▶ Records from a data source
▬▬▬▬▬▬▬▬▬▬

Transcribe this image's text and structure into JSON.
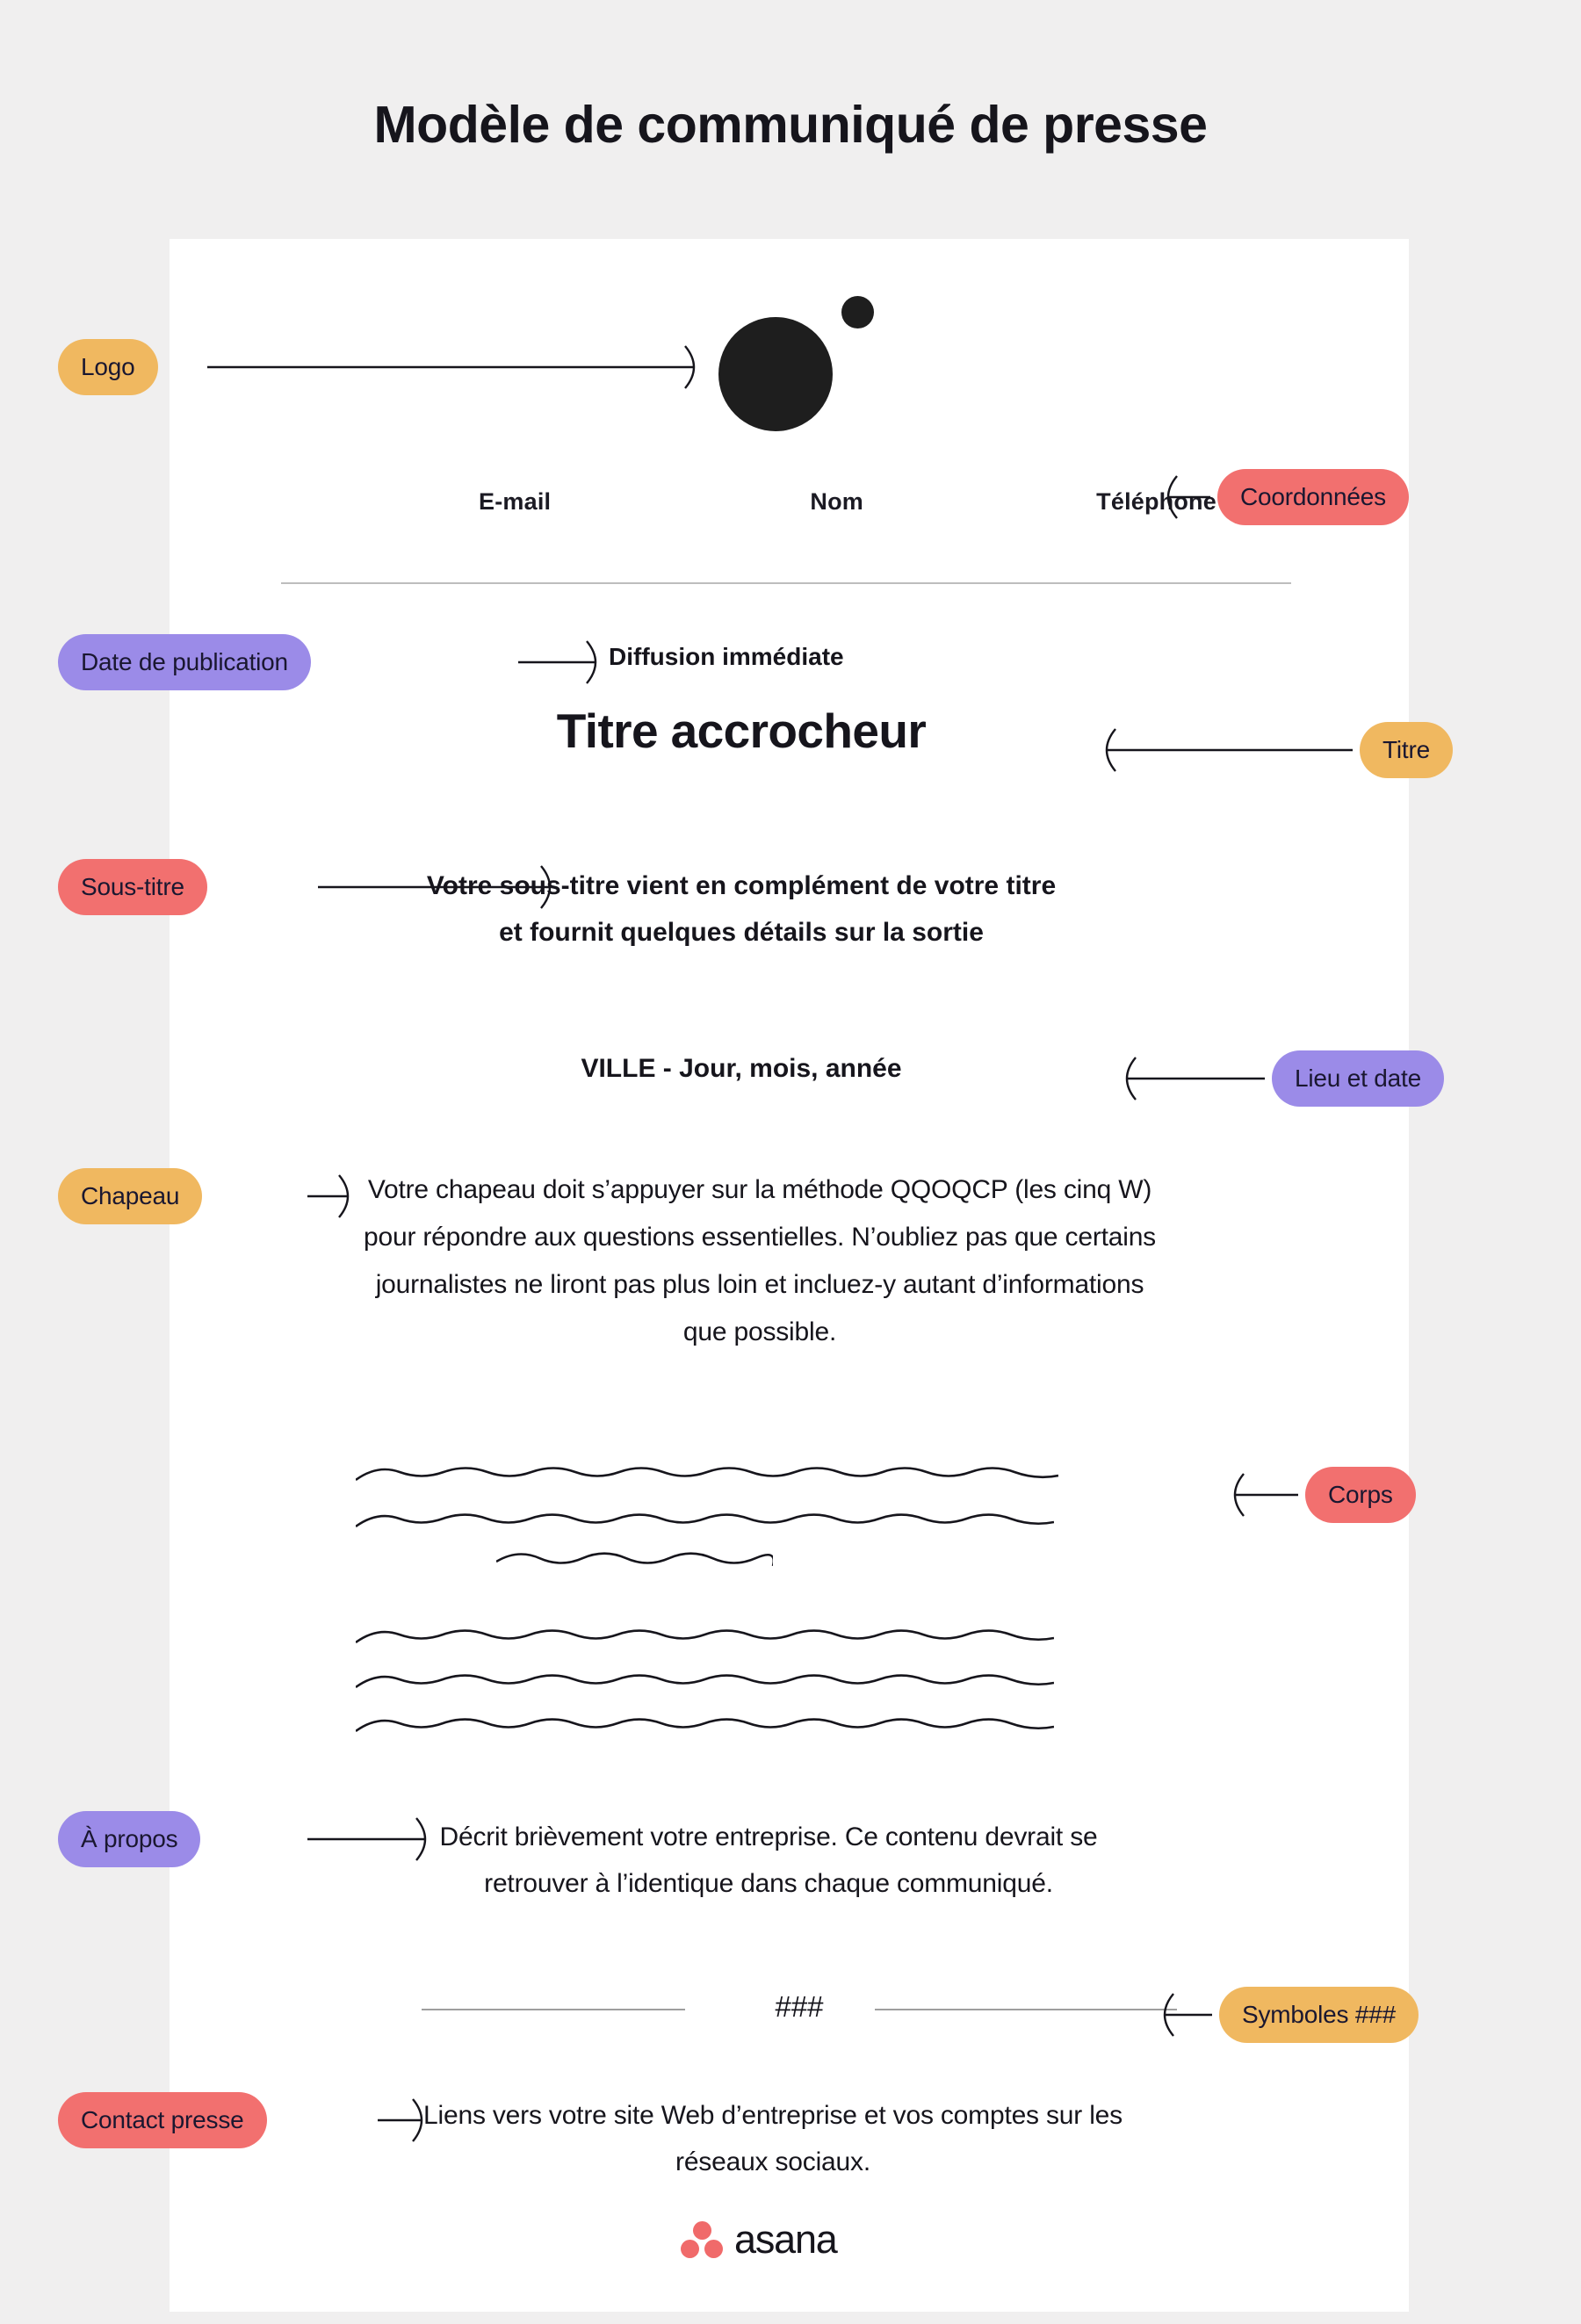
{
  "page": {
    "title": "Modèle de communiqué de presse",
    "background_color": "#F0EFEF",
    "card_color": "#FFFFFF"
  },
  "colors": {
    "yellow": "#F0B860",
    "red": "#F2706F",
    "purple": "#9B8BE8",
    "ink": "#16151C",
    "divider": "#BDBDBD",
    "asana_coral": "#F06A6A"
  },
  "document": {
    "logo": {
      "icon": "circle-logo-mark"
    },
    "contacts": [
      "E-mail",
      "Nom",
      "Téléphone"
    ],
    "release_date": "Diffusion immédiate",
    "headline": "Titre accrocheur",
    "subtitle": "Votre sous-titre vient en complément de votre titre et fournit quelques détails sur la sortie",
    "place_date": "VILLE - Jour, mois, année",
    "lede": "Votre chapeau doit s’appuyer sur la méthode QQOQCP (les cinq W) pour répondre aux questions essentielles. N’oubliez pas que certains journalistes ne liront pas plus loin et incluez-y autant d’informations que possible.",
    "body_lines": 6,
    "about": "Décrit brièvement votre entreprise. Ce contenu devrait se retrouver à l’identique dans chaque communiqué.",
    "hash_symbol": "###",
    "press_contact": "Liens vers votre site Web d’entreprise et vos comptes sur les réseaux sociaux."
  },
  "callouts": {
    "logo": "Logo",
    "coordonnees": "Coordonnées",
    "date_publication": "Date de publication",
    "titre": "Titre",
    "sous_titre": "Sous-titre",
    "lieu_date": "Lieu et date",
    "chapeau": "Chapeau",
    "corps": "Corps",
    "a_propos": "À propos",
    "symboles": "Symboles ###",
    "contact_presse": "Contact presse"
  },
  "footer": {
    "brand": "asana"
  }
}
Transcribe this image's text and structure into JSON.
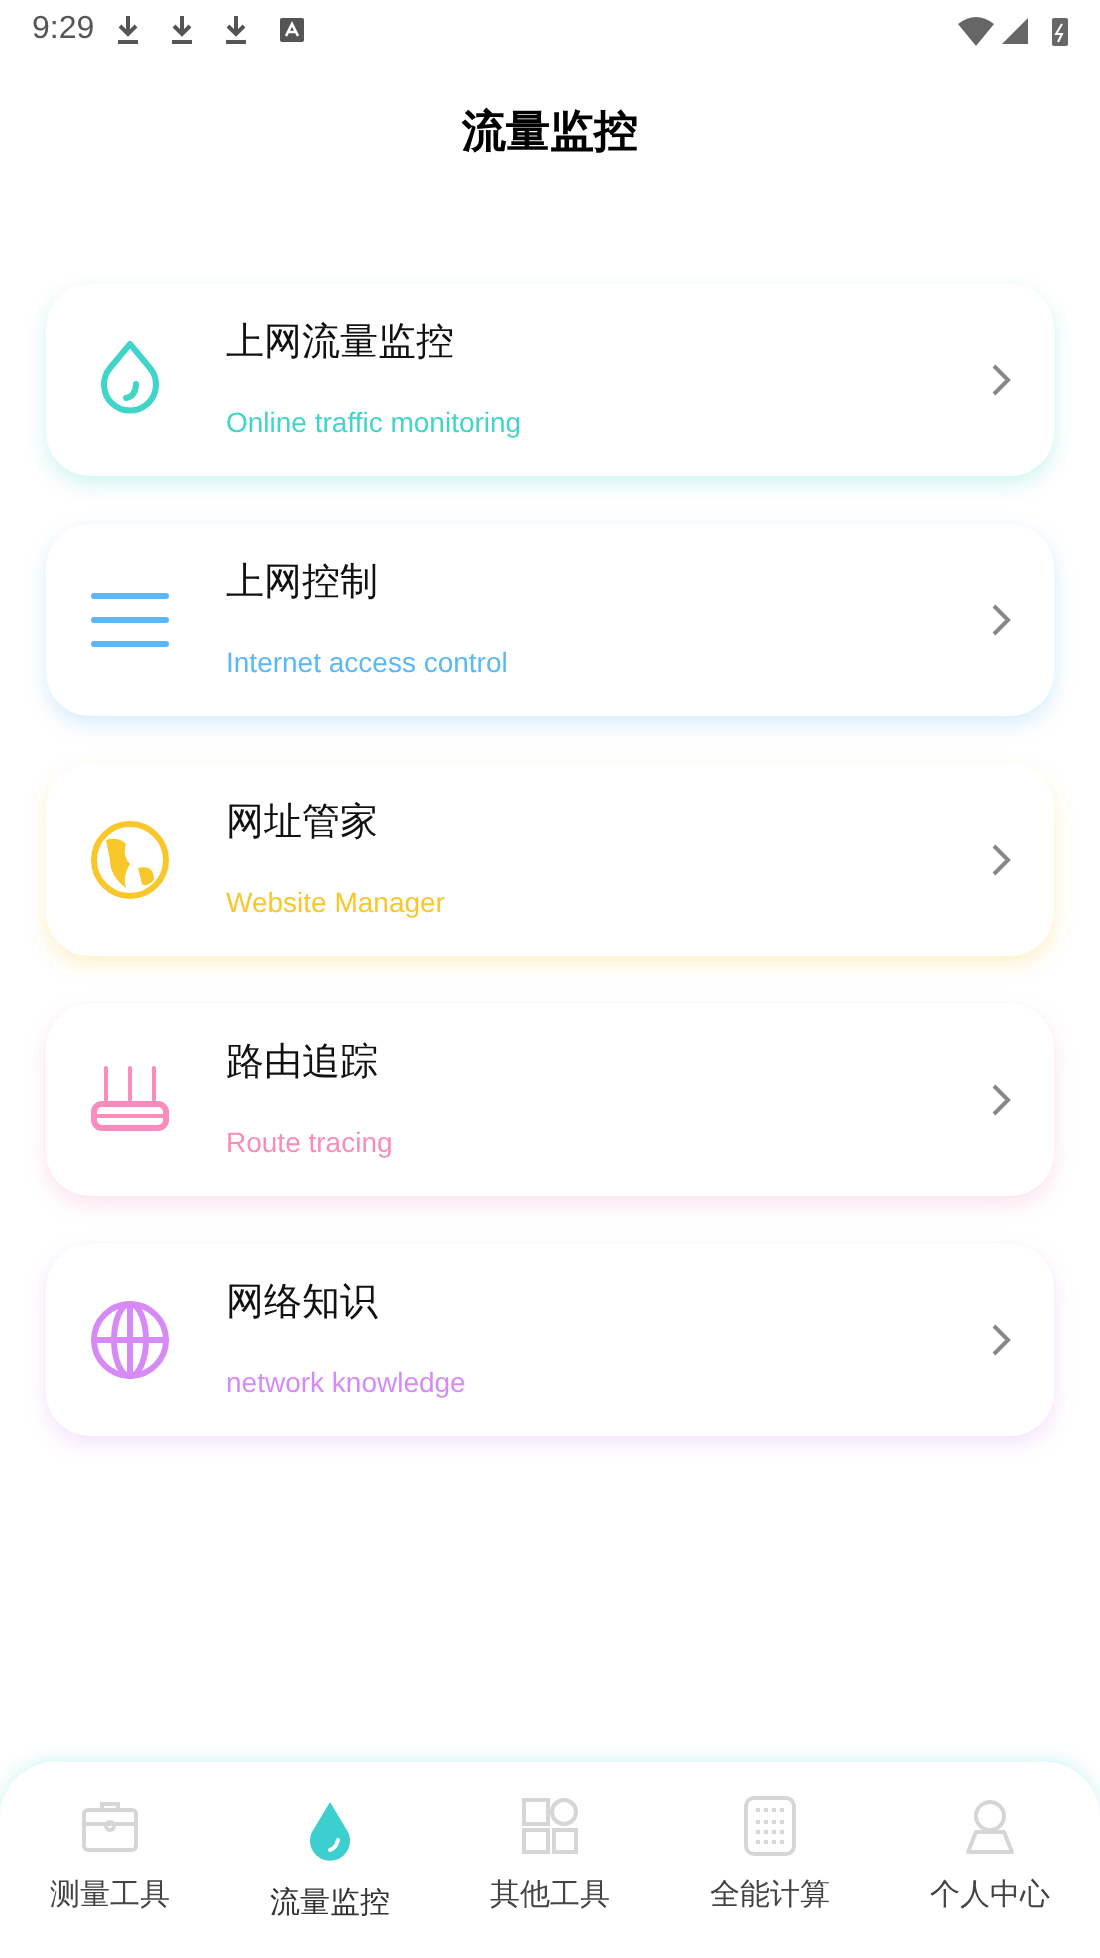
{
  "status_bar": {
    "time": "9:29"
  },
  "title": "流量监控",
  "cards": [
    {
      "kind": "drop",
      "title": "上网流量监控",
      "subtitle": "Online traffic monitoring",
      "color": "#3fd6c9"
    },
    {
      "kind": "lines",
      "title": "上网控制",
      "subtitle": "Internet access control",
      "color": "#5ab8f8"
    },
    {
      "kind": "earth",
      "title": "网址管家",
      "subtitle": "Website Manager",
      "color": "#f9c72a"
    },
    {
      "kind": "router",
      "title": "路由追踪",
      "subtitle": "Route tracing",
      "color": "#f98bbd"
    },
    {
      "kind": "globe",
      "title": "网络知识",
      "subtitle": "network knowledge",
      "color": "#d68af5"
    }
  ],
  "nav": [
    {
      "kind": "briefcase",
      "label": "测量工具",
      "selected": false
    },
    {
      "kind": "drop",
      "label": "流量监控",
      "selected": true
    },
    {
      "kind": "grid",
      "label": "其他工具",
      "selected": false
    },
    {
      "kind": "calculator",
      "label": "全能计算",
      "selected": false
    },
    {
      "kind": "person",
      "label": "个人中心",
      "selected": false
    }
  ]
}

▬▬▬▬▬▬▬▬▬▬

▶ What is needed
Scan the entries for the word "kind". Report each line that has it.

▶ Result
      "kind": "drop",
      "kind": "lines",
      "kind": "earth",
      "kind": "router",
      "kind": "globe",
      "kind": "briefcase",
      "kind": "drop",
      "kind": "grid",
      "kind": "calculator",
      "kind": "person",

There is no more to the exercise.